Copy all the records exactly; the complete set is the expected result.

◇ ◇ ◇ ◇

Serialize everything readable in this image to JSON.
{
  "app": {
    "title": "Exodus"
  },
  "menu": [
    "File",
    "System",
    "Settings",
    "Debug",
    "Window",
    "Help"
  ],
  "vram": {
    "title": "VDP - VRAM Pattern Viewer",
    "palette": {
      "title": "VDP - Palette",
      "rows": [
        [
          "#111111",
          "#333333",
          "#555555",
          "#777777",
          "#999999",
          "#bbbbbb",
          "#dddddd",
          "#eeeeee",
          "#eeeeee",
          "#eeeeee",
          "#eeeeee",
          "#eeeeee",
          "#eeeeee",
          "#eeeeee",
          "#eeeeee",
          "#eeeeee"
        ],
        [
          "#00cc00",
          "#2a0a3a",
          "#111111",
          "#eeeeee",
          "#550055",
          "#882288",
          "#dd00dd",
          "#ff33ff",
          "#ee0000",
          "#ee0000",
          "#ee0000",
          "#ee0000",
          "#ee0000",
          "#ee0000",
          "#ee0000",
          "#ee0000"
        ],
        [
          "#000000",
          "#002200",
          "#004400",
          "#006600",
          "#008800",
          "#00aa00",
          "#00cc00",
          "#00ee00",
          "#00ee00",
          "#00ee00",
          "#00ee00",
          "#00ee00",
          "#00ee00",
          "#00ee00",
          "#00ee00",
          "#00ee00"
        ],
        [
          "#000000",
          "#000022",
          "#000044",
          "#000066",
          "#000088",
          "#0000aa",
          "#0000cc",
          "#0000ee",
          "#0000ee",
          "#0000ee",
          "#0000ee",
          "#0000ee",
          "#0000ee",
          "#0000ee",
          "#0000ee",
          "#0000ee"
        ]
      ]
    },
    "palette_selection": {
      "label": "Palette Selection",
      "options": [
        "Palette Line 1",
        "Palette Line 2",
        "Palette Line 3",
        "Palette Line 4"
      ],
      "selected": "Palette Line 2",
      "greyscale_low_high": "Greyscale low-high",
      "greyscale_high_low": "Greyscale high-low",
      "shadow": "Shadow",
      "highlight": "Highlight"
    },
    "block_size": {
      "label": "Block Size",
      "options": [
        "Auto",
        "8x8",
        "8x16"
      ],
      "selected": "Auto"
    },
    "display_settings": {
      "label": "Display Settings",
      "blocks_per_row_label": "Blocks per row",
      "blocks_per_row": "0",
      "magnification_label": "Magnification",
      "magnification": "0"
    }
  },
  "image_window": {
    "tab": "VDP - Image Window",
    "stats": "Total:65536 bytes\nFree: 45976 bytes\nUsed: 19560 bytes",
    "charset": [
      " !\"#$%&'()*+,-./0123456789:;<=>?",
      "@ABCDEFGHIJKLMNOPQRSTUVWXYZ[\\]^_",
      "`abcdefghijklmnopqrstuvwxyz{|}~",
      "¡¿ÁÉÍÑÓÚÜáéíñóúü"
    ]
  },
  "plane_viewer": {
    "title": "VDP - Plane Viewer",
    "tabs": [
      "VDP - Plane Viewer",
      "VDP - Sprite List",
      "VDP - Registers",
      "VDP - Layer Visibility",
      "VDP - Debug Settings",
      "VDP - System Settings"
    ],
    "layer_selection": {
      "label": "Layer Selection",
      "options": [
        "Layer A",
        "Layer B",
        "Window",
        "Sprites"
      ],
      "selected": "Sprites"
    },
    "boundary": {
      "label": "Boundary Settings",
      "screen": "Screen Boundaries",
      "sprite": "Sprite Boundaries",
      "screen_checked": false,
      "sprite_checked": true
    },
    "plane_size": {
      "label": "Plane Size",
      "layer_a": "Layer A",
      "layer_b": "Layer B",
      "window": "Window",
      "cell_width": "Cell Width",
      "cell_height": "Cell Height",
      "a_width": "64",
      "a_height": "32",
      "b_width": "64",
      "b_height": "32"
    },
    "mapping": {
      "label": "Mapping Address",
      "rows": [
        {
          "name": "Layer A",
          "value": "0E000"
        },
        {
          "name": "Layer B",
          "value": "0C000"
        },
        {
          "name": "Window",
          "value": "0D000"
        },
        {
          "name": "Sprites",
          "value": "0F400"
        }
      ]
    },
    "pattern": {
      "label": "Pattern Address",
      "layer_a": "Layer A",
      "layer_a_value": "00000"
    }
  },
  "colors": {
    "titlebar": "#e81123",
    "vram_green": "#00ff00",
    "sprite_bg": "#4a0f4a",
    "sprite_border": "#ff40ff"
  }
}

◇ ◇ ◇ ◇

**Expected answer**
Serialize everything readable in this image to JSON.
{
  "app": {
    "title": "Exodus"
  },
  "menu": [
    "File",
    "System",
    "Settings",
    "Debug",
    "Window",
    "Help"
  ],
  "vram": {
    "title": "VDP - VRAM Pattern Viewer",
    "palette": {
      "title": "VDP - Palette",
      "rows": [
        [
          "#111111",
          "#333333",
          "#555555",
          "#777777",
          "#999999",
          "#bbbbbb",
          "#dddddd",
          "#eeeeee",
          "#eeeeee",
          "#eeeeee",
          "#eeeeee",
          "#eeeeee",
          "#eeeeee",
          "#eeeeee",
          "#eeeeee",
          "#eeeeee"
        ],
        [
          "#00cc00",
          "#2a0a3a",
          "#111111",
          "#eeeeee",
          "#550055",
          "#882288",
          "#dd00dd",
          "#ff33ff",
          "#ee0000",
          "#ee0000",
          "#ee0000",
          "#ee0000",
          "#ee0000",
          "#ee0000",
          "#ee0000",
          "#ee0000"
        ],
        [
          "#000000",
          "#002200",
          "#004400",
          "#006600",
          "#008800",
          "#00aa00",
          "#00cc00",
          "#00ee00",
          "#00ee00",
          "#00ee00",
          "#00ee00",
          "#00ee00",
          "#00ee00",
          "#00ee00",
          "#00ee00",
          "#00ee00"
        ],
        [
          "#000000",
          "#000022",
          "#000044",
          "#000066",
          "#000088",
          "#0000aa",
          "#0000cc",
          "#0000ee",
          "#0000ee",
          "#0000ee",
          "#0000ee",
          "#0000ee",
          "#0000ee",
          "#0000ee",
          "#0000ee",
          "#0000ee"
        ]
      ]
    },
    "palette_selection": {
      "label": "Palette Selection",
      "options": [
        "Palette Line 1",
        "Palette Line 2",
        "Palette Line 3",
        "Palette Line 4"
      ],
      "selected": "Palette Line 2",
      "greyscale_low_high": "Greyscale low-high",
      "greyscale_high_low": "Greyscale high-low",
      "shadow": "Shadow",
      "highlight": "Highlight"
    },
    "block_size": {
      "label": "Block Size",
      "options": [
        "Auto",
        "8x8",
        "8x16"
      ],
      "selected": "Auto"
    },
    "display_settings": {
      "label": "Display Settings",
      "blocks_per_row_label": "Blocks per row",
      "blocks_per_row": "0",
      "magnification_label": "Magnification",
      "magnification": "0"
    }
  },
  "image_window": {
    "tab": "VDP - Image Window",
    "stats": "Total:65536 bytes\nFree: 45976 bytes\nUsed: 19560 bytes",
    "charset": [
      " !\"#$%&'()*+,-./0123456789:;<=>?",
      "@ABCDEFGHIJKLMNOPQRSTUVWXYZ[\\]^_",
      "`abcdefghijklmnopqrstuvwxyz{|}~",
      "¡¿ÁÉÍÑÓÚÜáéíñóúü"
    ]
  },
  "plane_viewer": {
    "title": "VDP - Plane Viewer",
    "tabs": [
      "VDP - Plane Viewer",
      "VDP - Sprite List",
      "VDP - Registers",
      "VDP - Layer Visibility",
      "VDP - Debug Settings",
      "VDP - System Settings"
    ],
    "layer_selection": {
      "label": "Layer Selection",
      "options": [
        "Layer A",
        "Layer B",
        "Window",
        "Sprites"
      ],
      "selected": "Sprites"
    },
    "boundary": {
      "label": "Boundary Settings",
      "screen": "Screen Boundaries",
      "sprite": "Sprite Boundaries",
      "screen_checked": false,
      "sprite_checked": true
    },
    "plane_size": {
      "label": "Plane Size",
      "layer_a": "Layer A",
      "layer_b": "Layer B",
      "window": "Window",
      "cell_width": "Cell Width",
      "cell_height": "Cell Height",
      "a_width": "64",
      "a_height": "32",
      "b_width": "64",
      "b_height": "32"
    },
    "mapping": {
      "label": "Mapping Address",
      "rows": [
        {
          "name": "Layer A",
          "value": "0E000"
        },
        {
          "name": "Layer B",
          "value": "0C000"
        },
        {
          "name": "Window",
          "value": "0D000"
        },
        {
          "name": "Sprites",
          "value": "0F400"
        }
      ]
    },
    "pattern": {
      "label": "Pattern Address",
      "layer_a": "Layer A",
      "layer_a_value": "00000"
    }
  },
  "colors": {
    "titlebar": "#e81123",
    "vram_green": "#00ff00",
    "sprite_bg": "#4a0f4a",
    "sprite_border": "#ff40ff"
  }
}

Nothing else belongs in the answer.